Having a phone and a tablet work with your Mac across all areas can be a bit of challenge. Luckily, Apple introduced iCloud, which solved many syncing problems so now you don’t even have to plug-into iTunes to sync for every little thing. What I like the most about iCloud is ability to instantly upload any picture I take with my iPhone’s camera, and those pictures will immediately appear once I open iPhoto on my Mac. On the other hand, I really don’t like how iCloud gets closed to any 3rd party intervention, and that it’s completely controlled by Apple. That is why I was in a search for a service which could help me keep all my photos in one place, and plus – to have for extra features as well.
In a search for such picture-sharing app which also supports cloud technologies, I’ve found Picturelife. What I liked the most about it, is that it covers whole Apple ecosystem, meaning that there’s an OS X and iOS app as well, and there’s also online interface, so I can access my photos no matter where I am.
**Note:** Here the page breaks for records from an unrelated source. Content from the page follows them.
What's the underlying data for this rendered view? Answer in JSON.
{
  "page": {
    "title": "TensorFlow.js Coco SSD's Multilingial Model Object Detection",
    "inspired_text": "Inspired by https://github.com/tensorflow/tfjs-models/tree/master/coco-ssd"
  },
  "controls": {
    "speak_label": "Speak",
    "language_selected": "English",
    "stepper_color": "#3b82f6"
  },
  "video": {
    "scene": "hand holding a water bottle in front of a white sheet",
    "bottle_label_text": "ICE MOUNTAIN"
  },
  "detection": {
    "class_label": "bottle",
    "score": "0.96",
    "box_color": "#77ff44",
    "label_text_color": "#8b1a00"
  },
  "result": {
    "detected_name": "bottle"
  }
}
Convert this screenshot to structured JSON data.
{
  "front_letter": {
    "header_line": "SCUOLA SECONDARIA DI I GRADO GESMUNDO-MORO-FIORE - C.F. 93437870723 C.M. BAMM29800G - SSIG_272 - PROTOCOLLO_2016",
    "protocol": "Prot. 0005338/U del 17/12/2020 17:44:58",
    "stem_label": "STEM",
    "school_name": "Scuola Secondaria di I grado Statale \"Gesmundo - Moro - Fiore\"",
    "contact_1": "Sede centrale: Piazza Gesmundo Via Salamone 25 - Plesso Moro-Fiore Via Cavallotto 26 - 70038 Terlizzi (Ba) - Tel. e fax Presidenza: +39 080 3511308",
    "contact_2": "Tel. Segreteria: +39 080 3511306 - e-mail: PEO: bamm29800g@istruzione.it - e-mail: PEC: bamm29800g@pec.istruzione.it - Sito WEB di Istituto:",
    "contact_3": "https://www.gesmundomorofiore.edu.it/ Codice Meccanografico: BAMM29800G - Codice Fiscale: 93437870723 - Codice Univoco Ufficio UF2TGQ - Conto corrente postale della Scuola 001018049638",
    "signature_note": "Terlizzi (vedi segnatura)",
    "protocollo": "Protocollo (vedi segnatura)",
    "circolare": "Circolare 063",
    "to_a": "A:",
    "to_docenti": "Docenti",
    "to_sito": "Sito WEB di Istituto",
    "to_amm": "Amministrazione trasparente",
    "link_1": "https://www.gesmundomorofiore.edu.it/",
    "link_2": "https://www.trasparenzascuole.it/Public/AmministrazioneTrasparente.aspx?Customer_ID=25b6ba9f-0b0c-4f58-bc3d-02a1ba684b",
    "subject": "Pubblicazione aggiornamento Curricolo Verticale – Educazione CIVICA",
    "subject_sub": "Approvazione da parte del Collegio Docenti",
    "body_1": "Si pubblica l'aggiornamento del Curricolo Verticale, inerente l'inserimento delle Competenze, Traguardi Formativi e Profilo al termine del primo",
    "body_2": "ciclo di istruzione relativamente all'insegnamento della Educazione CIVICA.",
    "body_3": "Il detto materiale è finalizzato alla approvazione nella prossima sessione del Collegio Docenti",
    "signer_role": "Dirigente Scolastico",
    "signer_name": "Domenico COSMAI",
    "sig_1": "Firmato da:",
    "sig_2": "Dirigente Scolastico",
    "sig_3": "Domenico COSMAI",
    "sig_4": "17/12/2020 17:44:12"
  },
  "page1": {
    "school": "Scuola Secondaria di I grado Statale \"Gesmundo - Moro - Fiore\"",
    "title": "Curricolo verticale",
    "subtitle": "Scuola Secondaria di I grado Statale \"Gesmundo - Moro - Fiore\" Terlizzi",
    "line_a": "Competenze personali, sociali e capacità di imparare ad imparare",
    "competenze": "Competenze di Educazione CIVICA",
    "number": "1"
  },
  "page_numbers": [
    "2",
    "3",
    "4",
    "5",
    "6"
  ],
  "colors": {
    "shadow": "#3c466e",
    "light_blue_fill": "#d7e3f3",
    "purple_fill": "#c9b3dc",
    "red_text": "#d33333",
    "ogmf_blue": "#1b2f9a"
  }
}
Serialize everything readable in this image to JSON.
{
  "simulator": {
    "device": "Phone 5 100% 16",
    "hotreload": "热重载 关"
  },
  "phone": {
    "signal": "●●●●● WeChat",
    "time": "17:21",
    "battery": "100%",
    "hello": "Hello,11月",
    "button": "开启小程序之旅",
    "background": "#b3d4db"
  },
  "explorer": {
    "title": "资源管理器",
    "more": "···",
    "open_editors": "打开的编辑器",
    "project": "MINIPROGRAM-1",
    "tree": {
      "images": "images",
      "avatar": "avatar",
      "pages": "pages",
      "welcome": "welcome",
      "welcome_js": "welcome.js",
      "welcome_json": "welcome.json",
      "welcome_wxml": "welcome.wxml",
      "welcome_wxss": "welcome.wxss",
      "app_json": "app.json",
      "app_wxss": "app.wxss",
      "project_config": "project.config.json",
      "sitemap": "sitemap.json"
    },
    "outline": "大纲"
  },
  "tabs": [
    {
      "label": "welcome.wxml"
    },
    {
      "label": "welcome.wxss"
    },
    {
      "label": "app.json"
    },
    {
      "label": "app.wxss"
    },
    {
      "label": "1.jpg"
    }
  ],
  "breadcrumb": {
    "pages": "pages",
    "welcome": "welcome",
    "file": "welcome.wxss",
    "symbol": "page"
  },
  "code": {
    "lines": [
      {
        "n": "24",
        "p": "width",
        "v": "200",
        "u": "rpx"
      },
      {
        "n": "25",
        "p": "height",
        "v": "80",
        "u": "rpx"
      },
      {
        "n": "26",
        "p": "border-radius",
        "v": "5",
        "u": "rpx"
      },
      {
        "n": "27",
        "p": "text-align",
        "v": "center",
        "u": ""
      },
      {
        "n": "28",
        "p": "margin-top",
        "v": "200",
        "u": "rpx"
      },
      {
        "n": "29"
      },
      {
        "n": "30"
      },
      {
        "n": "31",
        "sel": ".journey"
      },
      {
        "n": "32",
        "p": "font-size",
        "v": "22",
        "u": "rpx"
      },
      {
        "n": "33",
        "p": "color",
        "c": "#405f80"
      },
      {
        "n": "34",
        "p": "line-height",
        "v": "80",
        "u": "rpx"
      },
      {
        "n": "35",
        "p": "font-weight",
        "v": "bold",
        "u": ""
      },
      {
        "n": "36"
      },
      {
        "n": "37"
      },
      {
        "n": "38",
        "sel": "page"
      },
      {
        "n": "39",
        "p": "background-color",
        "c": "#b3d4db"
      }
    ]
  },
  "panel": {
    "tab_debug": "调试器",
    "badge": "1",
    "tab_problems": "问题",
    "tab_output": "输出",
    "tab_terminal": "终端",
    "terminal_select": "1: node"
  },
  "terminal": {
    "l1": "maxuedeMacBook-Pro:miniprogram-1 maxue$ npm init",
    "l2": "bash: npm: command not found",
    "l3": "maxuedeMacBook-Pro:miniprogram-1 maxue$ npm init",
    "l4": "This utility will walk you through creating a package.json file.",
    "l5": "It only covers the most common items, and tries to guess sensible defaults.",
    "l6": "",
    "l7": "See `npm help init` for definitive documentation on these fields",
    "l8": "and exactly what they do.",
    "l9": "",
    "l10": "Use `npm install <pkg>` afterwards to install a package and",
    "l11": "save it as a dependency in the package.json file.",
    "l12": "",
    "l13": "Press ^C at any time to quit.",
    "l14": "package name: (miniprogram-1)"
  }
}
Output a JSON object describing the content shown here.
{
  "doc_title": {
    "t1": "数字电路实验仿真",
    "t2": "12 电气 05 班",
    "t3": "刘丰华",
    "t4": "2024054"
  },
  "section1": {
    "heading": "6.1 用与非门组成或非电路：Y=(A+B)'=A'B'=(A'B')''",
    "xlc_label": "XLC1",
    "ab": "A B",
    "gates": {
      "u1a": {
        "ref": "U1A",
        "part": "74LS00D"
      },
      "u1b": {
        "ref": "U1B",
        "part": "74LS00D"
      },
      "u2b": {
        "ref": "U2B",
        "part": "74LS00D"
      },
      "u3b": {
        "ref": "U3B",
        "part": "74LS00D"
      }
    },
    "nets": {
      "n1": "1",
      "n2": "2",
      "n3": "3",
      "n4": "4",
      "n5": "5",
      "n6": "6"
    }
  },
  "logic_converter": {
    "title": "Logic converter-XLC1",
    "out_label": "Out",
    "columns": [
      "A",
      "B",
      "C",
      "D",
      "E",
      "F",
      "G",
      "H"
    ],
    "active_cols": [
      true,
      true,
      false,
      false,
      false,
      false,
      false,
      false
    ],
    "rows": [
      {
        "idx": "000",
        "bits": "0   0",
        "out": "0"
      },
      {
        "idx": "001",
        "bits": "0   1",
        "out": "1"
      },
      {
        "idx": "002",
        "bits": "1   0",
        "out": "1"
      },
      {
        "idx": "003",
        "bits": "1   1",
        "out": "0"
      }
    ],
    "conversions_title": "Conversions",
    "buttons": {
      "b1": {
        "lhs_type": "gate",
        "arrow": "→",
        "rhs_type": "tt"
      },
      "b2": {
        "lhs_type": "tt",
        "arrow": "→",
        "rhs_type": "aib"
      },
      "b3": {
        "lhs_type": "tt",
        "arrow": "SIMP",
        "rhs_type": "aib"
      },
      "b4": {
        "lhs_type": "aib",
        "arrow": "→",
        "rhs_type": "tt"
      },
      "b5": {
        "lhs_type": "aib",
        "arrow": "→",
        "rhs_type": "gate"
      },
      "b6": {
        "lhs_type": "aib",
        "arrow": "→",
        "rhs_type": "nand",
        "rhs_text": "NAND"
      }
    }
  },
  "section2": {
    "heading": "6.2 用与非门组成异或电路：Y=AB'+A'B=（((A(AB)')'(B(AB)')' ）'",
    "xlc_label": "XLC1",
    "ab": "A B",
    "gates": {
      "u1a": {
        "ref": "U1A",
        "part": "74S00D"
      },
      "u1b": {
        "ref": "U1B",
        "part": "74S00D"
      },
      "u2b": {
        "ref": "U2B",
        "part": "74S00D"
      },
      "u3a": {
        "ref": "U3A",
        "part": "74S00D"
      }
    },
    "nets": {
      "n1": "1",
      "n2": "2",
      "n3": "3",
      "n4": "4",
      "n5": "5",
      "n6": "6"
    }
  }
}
In order to fully explain all of the Picturelife’s features, we would need to write fairly long article, and even then I don’t believe I would explain everything in detail. That’s why I am going to focus on its iOS app, and I’ll be reviewing this service from a perspective of a person who uses their iPhone to capture images, edits them and uploads them to a cloud. After that, pictures will also appear on my Mac, where I can further sort them out or edit them even more.
Picturelife is available both on iPhones and iPads, and it bring the same functionally no matter which device you use. As you can imagine, iPad version is more comfortable for use since it brings bigger screen, so organization and editing is a bit easier. All of the features which will be explained here are also available on OS X and its web interface as well.
In order to use Picturelife, you’ll need to have your own account. For initial setup, I’ve used my Mac to import photos from iPhoto, and I need to say that this app will also import ratings and albums. The same goes for Aperture. It can’t import Projects, Events, and Folders and there’s no two-way syncing between these apps. This can be used to get you started, and all your photos could be easily transferred to Picturelife. After that, those photos will be available in the cloud as well.
I’ve used Picturelife for iPad in order to access my photos. There’s a very helpful editor which brings many preloaded effects as well as basic adjustment tools. I’ve signed into Facebook and Flickr (other services also available) right within this app, so all my photos were really located in one place. From there, I’ve used Picturelife’s iOS app to share photos with my family and friends by creating two separate photo streams.
It seems that Picturelife brings the perfect solution for keeping all your images in one app, which is available on OS X, iOS, and through a web interface. It brings usable editing and very nice organizing features, as well as ability share photos online or directly with friends. And that’s all you’re actually going to need in practice.
Picturelife can be used with free account (5GB storage), premium (100GB/$7 per month), and premium plus account (300GB/$15 per month).